Investors looking for a bit of good inflation news got some Wednesday morning.

A wide gap between rising consumer and producer prices is starting to significantly narrow. That should ease fears about runaway inflation since it will help Corporate America improve its profit margins -- and potentially get US stock prices climbing again.

Prices paid to US producers fell in August for a second month as fuel costs continued to retreat, reviving hopes that inflation may be nearing a peak. It’s a far cry from Tuesday’s inflation news, which showed August consumer prices rising more than expected and triggered the biggest drop in the S&P 500 Index in more than two years.

If producer prices continue to ease in the coming months, that could help support corporate earnings and, in turn, US equities, since a further deceleration in inflation would take some of the urgency off the Federal Reserve to extend jumbo rate hikes beyond this year, according to Gillian Wolff, senior associate analyst at Bloomberg Intelligence.

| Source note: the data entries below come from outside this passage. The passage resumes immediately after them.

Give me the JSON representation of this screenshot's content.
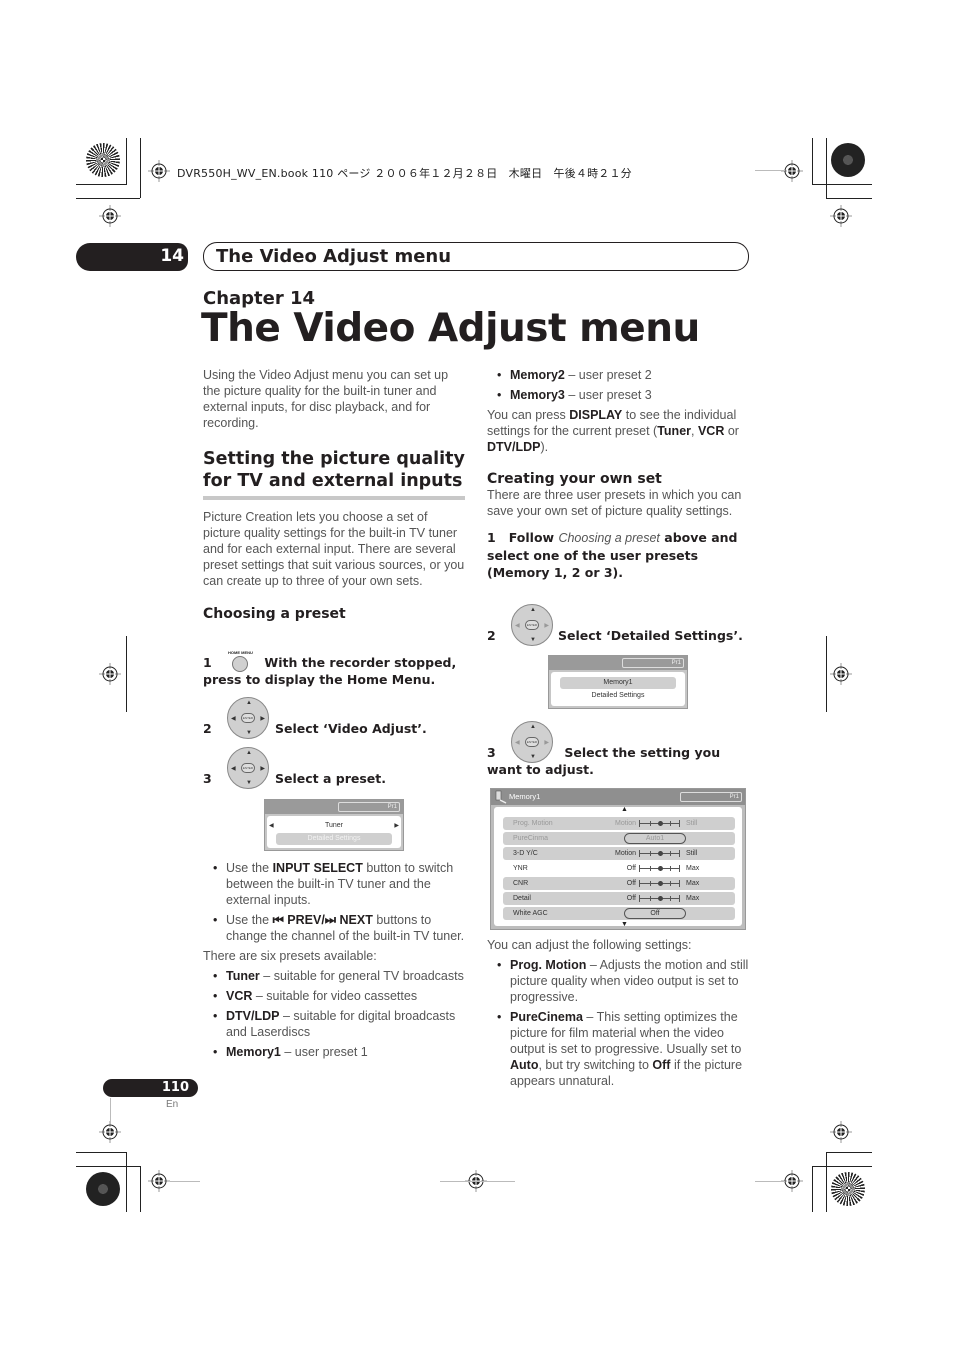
{
  "print_header": "DVR550H_WV_EN.book  110 ページ  ２００６年１２月２８日　木曜日　午後４時２１分",
  "chapter_tab": {
    "number": "14",
    "title": "The Video Adjust menu"
  },
  "chapter_label": "Chapter 14",
  "page_title": "The Video Adjust menu",
  "left_column": {
    "intro": "Using the Video Adjust menu you can set up the picture quality for the built-in tuner and external inputs, for disc playback, and for recording.",
    "section_heading": "Setting the picture quality for TV and external inputs",
    "section_body": "Picture Creation lets you choose a set of picture quality settings for the built-in TV tuner and for each external input. There are several preset settings that suit various sources, or you can create up to three of your own sets.",
    "subheading": "Choosing a preset",
    "steps": [
      {
        "num": "1",
        "button_label": "HOME MENU",
        "text": "With the recorder stopped, press to display the Home Menu."
      },
      {
        "num": "2",
        "text": "Select ‘Video Adjust’."
      },
      {
        "num": "3",
        "text": "Select a preset."
      }
    ],
    "osd_preset": {
      "pr": "Pr1",
      "selected": "Tuner",
      "option": "Detailed Settings"
    },
    "notes": [
      {
        "pre": "Use the ",
        "bold": "INPUT SELECT",
        "post": " button to switch between the built-in TV tuner and the external inputs."
      },
      {
        "pre": "Use the ",
        "bold": "⏮ PREV/⏭ NEXT",
        "post": " buttons to change the channel of the built-in TV tuner."
      }
    ],
    "presets_intro": "There are six presets available:",
    "presets": [
      {
        "name": "Tuner",
        "desc": " – suitable for general TV broadcasts"
      },
      {
        "name": "VCR",
        "desc": " – suitable for video cassettes"
      },
      {
        "name": "DTV/LDP",
        "desc": " – suitable for digital broadcasts and Laserdiscs"
      },
      {
        "name": "Memory1",
        "desc": " – user preset 1"
      }
    ]
  },
  "right_column": {
    "presets_cont": [
      {
        "name": "Memory2",
        "desc": " – user preset 2"
      },
      {
        "name": "Memory3",
        "desc": " – user preset 3"
      }
    ],
    "display_note": {
      "p1": "You can press ",
      "b1": "DISPLAY",
      "p2": " to see the individual settings for the current preset (",
      "b2": "Tuner",
      "p3": ", ",
      "b3": "VCR",
      "p4": " or ",
      "b4": "DTV/LDP",
      "p5": ")."
    },
    "subheading": "Creating your own set",
    "subheading_body": "There are three user presets in which you can save your own set of picture quality settings.",
    "step1": {
      "num": "1",
      "b1": "Follow ",
      "i": "Choosing a preset",
      "b2": " above and select one of the user presets (Memory 1, 2 or 3)."
    },
    "step2": {
      "num": "2",
      "text": "Select ‘Detailed Settings’."
    },
    "osd_memory": {
      "pr": "Pr1",
      "selected": "Memory1",
      "option": "Detailed Settings"
    },
    "step3": {
      "num": "3",
      "text": "Select the setting you want to adjust."
    },
    "osd_settings": {
      "title": "Memory1",
      "pr": "Pr1",
      "rows": [
        {
          "name": "Prog. Motion",
          "type": "slider",
          "lo": "Motion",
          "hi": "Still",
          "value": 0.5,
          "state": "dim"
        },
        {
          "name": "PureCinma",
          "type": "pill",
          "value": "Auto1",
          "state": "dim"
        },
        {
          "name": "3-D Y/C",
          "type": "slider",
          "lo": "Motion",
          "hi": "Still",
          "value": 0.5,
          "state": "normal"
        },
        {
          "name": "YNR",
          "type": "slider",
          "lo": "Off",
          "hi": "Max",
          "value": 0.5,
          "state": "selected"
        },
        {
          "name": "CNR",
          "type": "slider",
          "lo": "Off",
          "hi": "Max",
          "value": 0.5,
          "state": "normal"
        },
        {
          "name": "Detail",
          "type": "slider",
          "lo": "Off",
          "hi": "Max",
          "value": 0.5,
          "state": "normal"
        },
        {
          "name": "White AGC",
          "type": "pill",
          "value": "Off",
          "state": "normal"
        }
      ]
    },
    "adjust_intro": "You can adjust the following settings:",
    "adjust_items": [
      {
        "name": "Prog. Motion",
        "desc": " – Adjusts the motion and still picture quality when video output is set to progressive."
      },
      {
        "name": "PureCinema",
        "desc1": " – This setting optimizes the picture for film material when the video output is set to progressive. Usually set to ",
        "b1": "Auto",
        "desc2": ", but try switching to ",
        "b2": "Off",
        "desc3": " if the picture appears unnatural."
      }
    ]
  },
  "footer": {
    "page_number": "110",
    "language": "En"
  },
  "dpad_labels": {
    "enter": "ENTER"
  }
}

Producer prices “may be on the brink of turning positive soon,” Wolff explained. “PPI is coming down from its peaks at a pretty rapid pace. So as long as that continues, even if CPI remains a bit stubborn, it could alleviate some margin pressure.”

Ideally, that would also help alleviate constraints on stock prices, she added.

In the decade leading up to the coronavirus pandemic, forward 12-month operating margins for S&P 500 companies typically expanded alongside consumer prices. But a closer look shows the moves were more positively correlated with the spread between consumer- and producer-price indexes than to the CPI alone, according to BI.

That spread is currently negative, with producer costs rising faster than the prices that companies charge consumers. But it has been narrowing significantly from a steep negative reading of 3.4% a year ago. August’s figure was negative 0.4%, a vast improvement from negative 1.3% in July.

Negative spreads historically point to lower equity returns, while flat or higher spreads typically mean stronger gains for stocks. In fact, the S&P 500’s average monthly margin growth in the past three decades stands at 1.4%, according to BI. In the years after the CPI-PPI spread fell below zero into negative territory, margins for the index grew by only 1.1% on average, compared with 4.2% when it was above that threshold.

On average, one year after the CPI-PPI spread slid below zero, returns for the index were half as strong as when the spread was at least flat, BI data show. Of course, Wednesday’s PPI data also showed that core wholesale prices are running hotter than anticipated, echoing Tuesday’s CPI report in a sign of persistent inflation in the production pipeline. Even so, some portfolio managers remain bullish on US equities.

“It is important to note that CPI is a lagging indicator and PPI is a leading indicator,” wrote Jay Hatfield, founder and CEO at Infrastructure Capital Advisors, who is optimistic that inflation will steadily decline over the next six months as the Fed further reduces the money supply. “Consequently, the decline in inflation will first be reflected in PPI and slowly be reflected in CPI.”

This article was provided by Bloomberg News.